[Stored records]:
------------------------------------

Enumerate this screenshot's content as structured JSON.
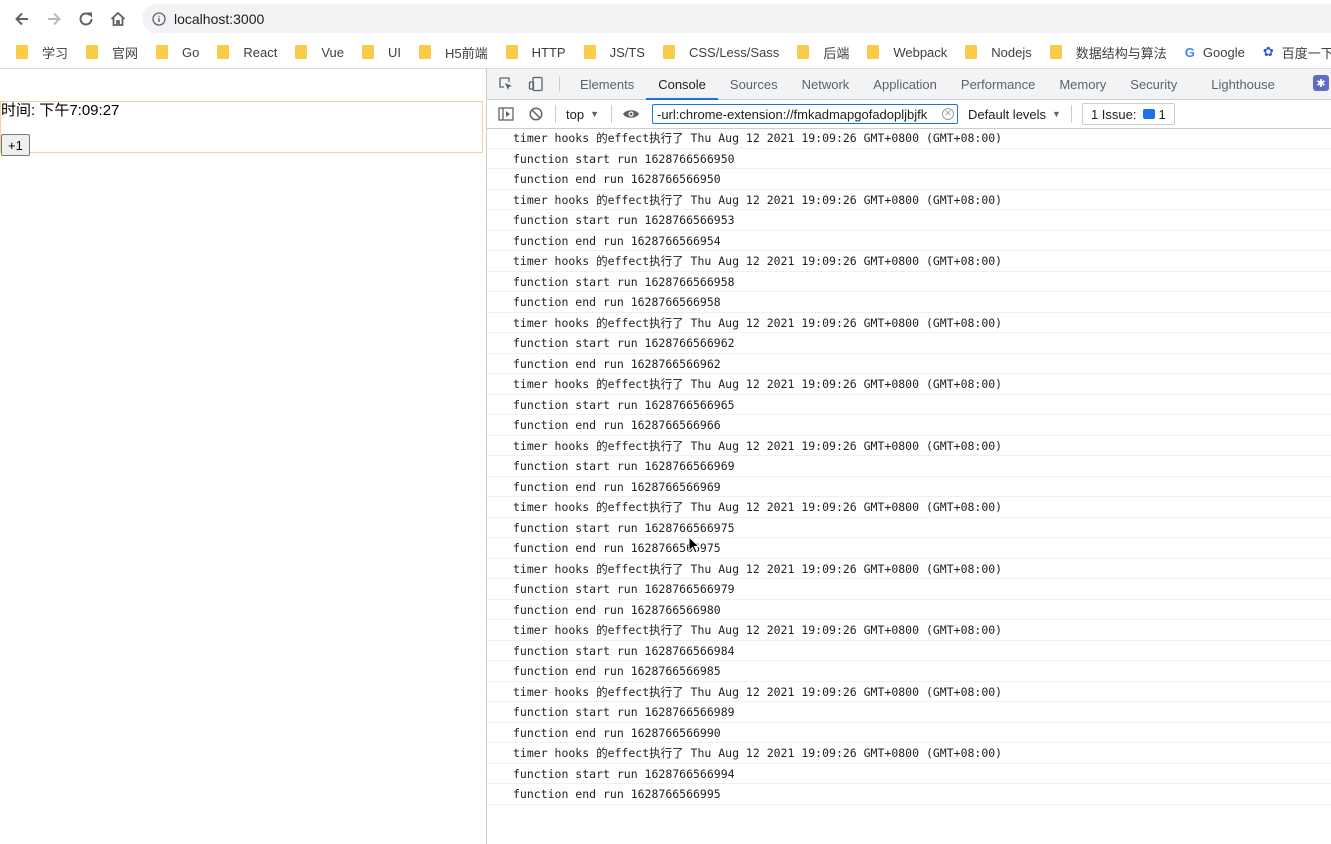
{
  "browser": {
    "url": "localhost:3000",
    "bookmarks": [
      "学习",
      "官网",
      "Go",
      "React",
      "Vue",
      "UI",
      "H5前端",
      "HTTP",
      "JS/TS",
      "CSS/Less/Sass",
      "后端",
      "Webpack",
      "Nodejs",
      "数据结构与算法"
    ],
    "bookmark_google": "Google",
    "bookmark_baidu": "百度一下，你就知道"
  },
  "page": {
    "time_text": "时间: 下午7:09:27",
    "plus_button": "+1"
  },
  "devtools": {
    "tabs": [
      "Elements",
      "Console",
      "Sources",
      "Network",
      "Application",
      "Performance",
      "Memory",
      "Security",
      "Lighthouse"
    ],
    "active_tab": "Console",
    "context": "top",
    "filter_value": "-url:chrome-extension://fmkadmapgofadopljbjfk",
    "levels": "Default levels",
    "issues_label": "1 Issue:",
    "issues_count": "1"
  },
  "console": {
    "messages": [
      "timer hooks 的effect执行了 Thu Aug 12 2021 19:09:26 GMT+0800 (GMT+08:00)",
      "function start run 1628766566950",
      "function end run 1628766566950",
      "timer hooks 的effect执行了 Thu Aug 12 2021 19:09:26 GMT+0800 (GMT+08:00)",
      "function start run 1628766566953",
      "function end run 1628766566954",
      "timer hooks 的effect执行了 Thu Aug 12 2021 19:09:26 GMT+0800 (GMT+08:00)",
      "function start run 1628766566958",
      "function end run 1628766566958",
      "timer hooks 的effect执行了 Thu Aug 12 2021 19:09:26 GMT+0800 (GMT+08:00)",
      "function start run 1628766566962",
      "function end run 1628766566962",
      "timer hooks 的effect执行了 Thu Aug 12 2021 19:09:26 GMT+0800 (GMT+08:00)",
      "function start run 1628766566965",
      "function end run 1628766566966",
      "timer hooks 的effect执行了 Thu Aug 12 2021 19:09:26 GMT+0800 (GMT+08:00)",
      "function start run 1628766566969",
      "function end run 1628766566969",
      "timer hooks 的effect执行了 Thu Aug 12 2021 19:09:26 GMT+0800 (GMT+08:00)",
      "function start run 1628766566975",
      "function end run 1628766566975",
      "timer hooks 的effect执行了 Thu Aug 12 2021 19:09:26 GMT+0800 (GMT+08:00)",
      "function start run 1628766566979",
      "function end run 1628766566980",
      "timer hooks 的effect执行了 Thu Aug 12 2021 19:09:26 GMT+0800 (GMT+08:00)",
      "function start run 1628766566984",
      "function end run 1628766566985",
      "timer hooks 的effect执行了 Thu Aug 12 2021 19:09:26 GMT+0800 (GMT+08:00)",
      "function start run 1628766566989",
      "function end run 1628766566990",
      "timer hooks 的effect执行了 Thu Aug 12 2021 19:09:26 GMT+0800 (GMT+08:00)",
      "function start run 1628766566994",
      "function end run 1628766566995"
    ]
  }
}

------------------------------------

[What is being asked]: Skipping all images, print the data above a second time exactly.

[Written answer]:
Enumerate this screenshot's content as structured JSON.
{
  "browser": {
    "url": "localhost:3000",
    "bookmarks": [
      "学习",
      "官网",
      "Go",
      "React",
      "Vue",
      "UI",
      "H5前端",
      "HTTP",
      "JS/TS",
      "CSS/Less/Sass",
      "后端",
      "Webpack",
      "Nodejs",
      "数据结构与算法"
    ],
    "bookmark_google": "Google",
    "bookmark_baidu": "百度一下，你就知道"
  },
  "page": {
    "time_text": "时间: 下午7:09:27",
    "plus_button": "+1"
  },
  "devtools": {
    "tabs": [
      "Elements",
      "Console",
      "Sources",
      "Network",
      "Application",
      "Performance",
      "Memory",
      "Security",
      "Lighthouse"
    ],
    "active_tab": "Console",
    "context": "top",
    "filter_value": "-url:chrome-extension://fmkadmapgofadopljbjfk",
    "levels": "Default levels",
    "issues_label": "1 Issue:",
    "issues_count": "1"
  },
  "console": {
    "messages": [
      "timer hooks 的effect执行了 Thu Aug 12 2021 19:09:26 GMT+0800 (GMT+08:00)",
      "function start run 1628766566950",
      "function end run 1628766566950",
      "timer hooks 的effect执行了 Thu Aug 12 2021 19:09:26 GMT+0800 (GMT+08:00)",
      "function start run 1628766566953",
      "function end run 1628766566954",
      "timer hooks 的effect执行了 Thu Aug 12 2021 19:09:26 GMT+0800 (GMT+08:00)",
      "function start run 1628766566958",
      "function end run 1628766566958",
      "timer hooks 的effect执行了 Thu Aug 12 2021 19:09:26 GMT+0800 (GMT+08:00)",
      "function start run 1628766566962",
      "function end run 1628766566962",
      "timer hooks 的effect执行了 Thu Aug 12 2021 19:09:26 GMT+0800 (GMT+08:00)",
      "function start run 1628766566965",
      "function end run 1628766566966",
      "timer hooks 的effect执行了 Thu Aug 12 2021 19:09:26 GMT+0800 (GMT+08:00)",
      "function start run 1628766566969",
      "function end run 1628766566969",
      "timer hooks 的effect执行了 Thu Aug 12 2021 19:09:26 GMT+0800 (GMT+08:00)",
      "function start run 1628766566975",
      "function end run 1628766566975",
      "timer hooks 的effect执行了 Thu Aug 12 2021 19:09:26 GMT+0800 (GMT+08:00)",
      "function start run 1628766566979",
      "function end run 1628766566980",
      "timer hooks 的effect执行了 Thu Aug 12 2021 19:09:26 GMT+0800 (GMT+08:00)",
      "function start run 1628766566984",
      "function end run 1628766566985",
      "timer hooks 的effect执行了 Thu Aug 12 2021 19:09:26 GMT+0800 (GMT+08:00)",
      "function start run 1628766566989",
      "function end run 1628766566990",
      "timer hooks 的effect执行了 Thu Aug 12 2021 19:09:26 GMT+0800 (GMT+08:00)",
      "function start run 1628766566994",
      "function end run 1628766566995"
    ]
  }
}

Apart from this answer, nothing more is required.